Lucky for all of us, last night’s opening wasn’t the only mission the team will be making.  The show will be open until June 17th, and Sachs and his space mission team will man the installation, regularly demonstrating the myriad procedures, rituals, and tasks of their mission, including “lift-off,” with real-time demonstrations playing out various narratives from take-off to landing, including planetary excursions, their first walk on the surface of Mars, collecting scientific samples, and photographing the surrounding landscape.  I’d say this one is a must for anyone who happens to be anywhere near NYC in the next month!  For more info check out the Armory website.

Interiors by Roy Lichtenstein

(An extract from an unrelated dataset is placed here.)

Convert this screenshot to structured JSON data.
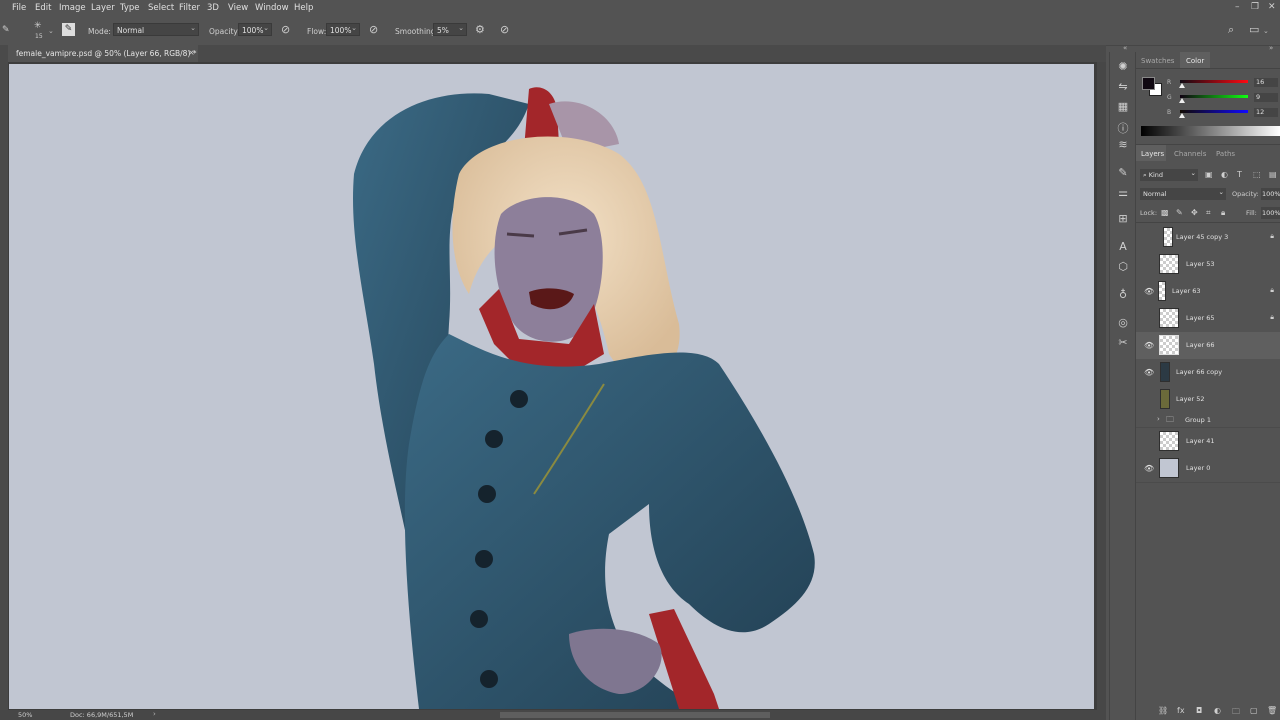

During the mid 1990s Roy Lichtenstein abandoned comics and still lifes for the great world of interiors.  The paintings are all rendered in his trademark, comic book-inspired style, but they definitely reflect a great appreciation for modern furniture and architecture, highlighting the simple forms and atmosphere of decorative apartment life during this time period.

I especially love how Lichtenstein-esque works hang on the walls of these homes, alongside Warhols of course!

Pretty excellent.

Your Surrealism for the Day, a la Pedro Friedeberg

Pedro Friedeberg‘s, Artist Statement….
“I was born in Italy during the era of Mussolini, who made all trains run on time. Immediately thereafter, I moved to México where the trains are never on time, but where once they start moving they pass pyramids.
My education was first entrusted to a Zapotec governess and later to brilliant mentors such as Mathias Goeritz, who taught me morals, José González, who taught me carpentry, and Gerry Morris, who taught me to play bridge.
I have invented several styles of architecture, as well as one new religion and two salads. I am particularly fond of social problems and cloud formations. My work is profoundly profound.
I admire everything that is useless, frivolous and whimsical. I hate functionalism, post modernism and almost everything else. I do not agree with the dictum that houses are supposed to be ‘machines to live in’. For me, the house and it’s objects is supposed to be some crazy place that make you laugh.
Americans do not understand Mexicans and viceversa. Americans find Mexicans unpunctual, they eat funny things and act like old-fashioned Chinese. When André Breton came to Mexico he said it was the chosen Country of surrealism. Breton saw all kinds of surrealist things happen here every day. The surrealists are more into dreaming, into the absurd and into the ridiculous uselesness of things. My work is always criticizing the absurdity of things. I am an idealist. I am certain that very soon now humanity will arrive at a marvelous epoch totally devoid of Knoll chairs, jogging pants, tennis shoes and baseball caps sideway use, and the obscenity of Japanese rock gardens five thousand miles from Kyoto.
I get up at the crack of noon and, after watering my pirañas, I breakfast off things Corinthian. Later in the day I partake in an Ionic lunch followed by a Doric nap. On Tuesdays I sketch a volute or two, and perhaps a pediment, if the mood overtakes me. Wednesday I have set aside for anti-meditation. On Thursdays I usually relax whereas on Friday I write autobiographies.”
Don’t we all?!